Some stories wear their inspiration on their sleeve, and the title of Kyle E. Miller's wonderlandish excursion through a decaying plane pays clear homage to the Harlan Ellison classic, "I Have No Mouth, and I Must Scream". Prepare yourselves for a similarly rich, strange journey, but there the similarities very definitely end...
You'll find what you're looking where you left it, or so the unhelpfully wise would tell you, forgetting (or ignoring) that this doesn't account for interference from any bad actors out there. Gabrielle Bleu shows that what you might instead need could still be nearby, and yesterday's enemy could be today's friend.
Life Isn't Fair - the formative lesson of childhood, preparing us for the painful reality we're going to have to grow up and live with for seventy years or more, if we're lucky. But while you're learning to accept it, Hannah Hulbert suggests you consider: If life isn't fair, could it be that unlife is?

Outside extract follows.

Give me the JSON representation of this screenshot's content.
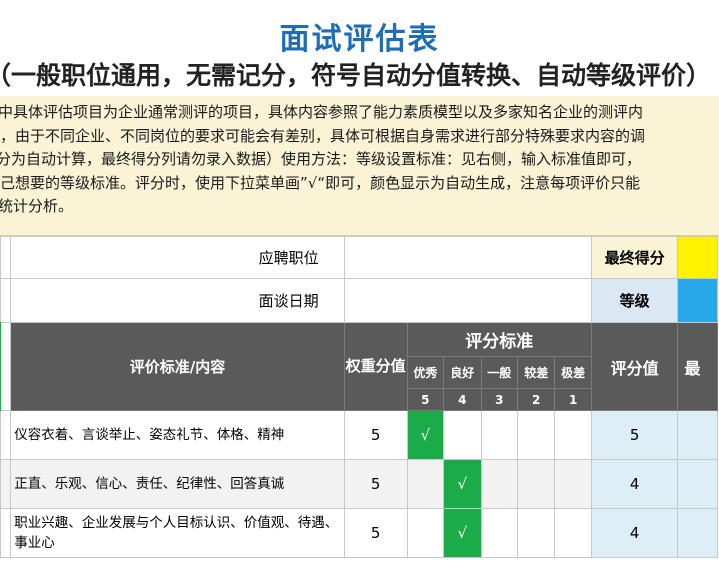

Ghost stories and romance — what could be a more perfect match? Oh course, there's inevitably the risk of tragedy with such a pairing, but Daniel Rabuzzi gives us reason to hold out hope that love really can conquer all… even across centuries.
Social Media - some love it, some hate it, but there is certainly a rich vein to mine in how the contemporary digital landscape will evolve in the future. Paul Alex Gray strikes more than just crypto-currency with this tale of a pre-apocalyptic soldier-for-hire who has to deal with a whole lot worse than online trolls.
Here we have the first of two substantial sci-fi pieces with a focus on family, one in which overcoming separation is at the heart of things, the other with gaining independence as the goal - both presenting futures of interplanetary colonisation. Jalyn Renae Fiske takes us very far from home and, against all circumstance, shows that there could be a home there too.
Depression is a kind of war. Oppression is as well. When you find yourself living through intolerable times, just surviving can be a small act of defiance, or even rebellion. But as Katie McIvor's story underlines, there may still come a point at which survival-rebellion isn't enough.
Closing out this issue is our second long sci-fi read, and as previously hinted at, they serve as inverted reflections of each other. In Claire Scherzinger's tale, we focus on a daughter seeking escape rather than a father desperately searching, and while the previous story swiftly departed from a technological environment for a more primitive one, this time it's a seemingly simple way of life being abandoned for an infinitely wider world.